Dataset rows for apps and sites:

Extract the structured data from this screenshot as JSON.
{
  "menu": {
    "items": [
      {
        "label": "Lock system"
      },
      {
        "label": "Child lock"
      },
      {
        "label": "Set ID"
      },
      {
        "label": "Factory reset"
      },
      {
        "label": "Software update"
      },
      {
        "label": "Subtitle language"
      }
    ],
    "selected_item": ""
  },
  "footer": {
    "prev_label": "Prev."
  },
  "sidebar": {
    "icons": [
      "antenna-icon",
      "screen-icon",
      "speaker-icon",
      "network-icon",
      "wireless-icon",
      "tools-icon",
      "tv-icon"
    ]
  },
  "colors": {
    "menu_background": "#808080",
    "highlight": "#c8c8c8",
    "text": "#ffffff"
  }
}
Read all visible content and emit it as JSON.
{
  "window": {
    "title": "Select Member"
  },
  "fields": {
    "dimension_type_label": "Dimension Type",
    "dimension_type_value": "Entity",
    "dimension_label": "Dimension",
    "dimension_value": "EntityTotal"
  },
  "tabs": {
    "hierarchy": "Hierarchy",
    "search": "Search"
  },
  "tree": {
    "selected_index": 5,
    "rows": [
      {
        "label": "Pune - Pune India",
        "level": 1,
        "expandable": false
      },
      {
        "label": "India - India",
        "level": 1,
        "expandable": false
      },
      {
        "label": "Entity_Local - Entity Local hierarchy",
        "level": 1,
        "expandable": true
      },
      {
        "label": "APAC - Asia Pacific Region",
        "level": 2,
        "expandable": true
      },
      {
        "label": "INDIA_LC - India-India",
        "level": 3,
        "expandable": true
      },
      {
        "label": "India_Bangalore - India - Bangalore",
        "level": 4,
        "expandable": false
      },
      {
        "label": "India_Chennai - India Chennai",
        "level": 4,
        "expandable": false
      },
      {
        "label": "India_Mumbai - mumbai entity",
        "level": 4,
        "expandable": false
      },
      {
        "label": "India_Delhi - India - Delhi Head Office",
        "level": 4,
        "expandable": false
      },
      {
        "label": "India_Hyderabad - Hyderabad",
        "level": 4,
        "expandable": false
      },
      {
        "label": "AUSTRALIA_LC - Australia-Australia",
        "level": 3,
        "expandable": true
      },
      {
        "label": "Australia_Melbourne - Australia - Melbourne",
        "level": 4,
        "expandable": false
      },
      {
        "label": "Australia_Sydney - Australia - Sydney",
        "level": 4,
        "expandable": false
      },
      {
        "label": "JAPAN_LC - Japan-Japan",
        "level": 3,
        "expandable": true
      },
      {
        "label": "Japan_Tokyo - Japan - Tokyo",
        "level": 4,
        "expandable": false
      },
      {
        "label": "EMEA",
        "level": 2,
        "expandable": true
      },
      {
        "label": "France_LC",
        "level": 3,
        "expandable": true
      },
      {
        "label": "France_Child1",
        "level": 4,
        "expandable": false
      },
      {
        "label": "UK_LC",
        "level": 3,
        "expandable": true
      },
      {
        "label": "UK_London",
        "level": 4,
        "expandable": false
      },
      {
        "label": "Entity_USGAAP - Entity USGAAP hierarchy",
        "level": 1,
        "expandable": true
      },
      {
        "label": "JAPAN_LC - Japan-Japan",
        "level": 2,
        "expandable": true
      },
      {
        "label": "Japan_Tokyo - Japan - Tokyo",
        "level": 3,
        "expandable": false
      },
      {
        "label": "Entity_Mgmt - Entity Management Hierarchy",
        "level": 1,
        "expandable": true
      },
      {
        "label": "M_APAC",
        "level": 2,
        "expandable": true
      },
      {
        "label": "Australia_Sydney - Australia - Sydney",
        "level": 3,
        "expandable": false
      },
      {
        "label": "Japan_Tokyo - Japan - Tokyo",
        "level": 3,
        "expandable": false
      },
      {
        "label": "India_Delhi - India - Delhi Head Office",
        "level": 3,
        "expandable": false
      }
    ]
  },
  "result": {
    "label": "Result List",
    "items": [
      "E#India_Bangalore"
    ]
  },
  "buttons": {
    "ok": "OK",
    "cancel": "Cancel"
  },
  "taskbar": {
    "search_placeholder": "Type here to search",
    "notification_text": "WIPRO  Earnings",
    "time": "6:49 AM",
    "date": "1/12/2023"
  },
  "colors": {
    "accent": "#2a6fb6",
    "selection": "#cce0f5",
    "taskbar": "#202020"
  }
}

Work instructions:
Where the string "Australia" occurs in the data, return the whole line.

Answer below:
        "label": "AUSTRALIA_LC - Australia-Australia",
        "label": "Australia_Melbourne - Australia - Melbourne",
        "label": "Australia_Sydney - Australia - Sydney",
        "label": "Australia_Sydney - Australia - Sydney",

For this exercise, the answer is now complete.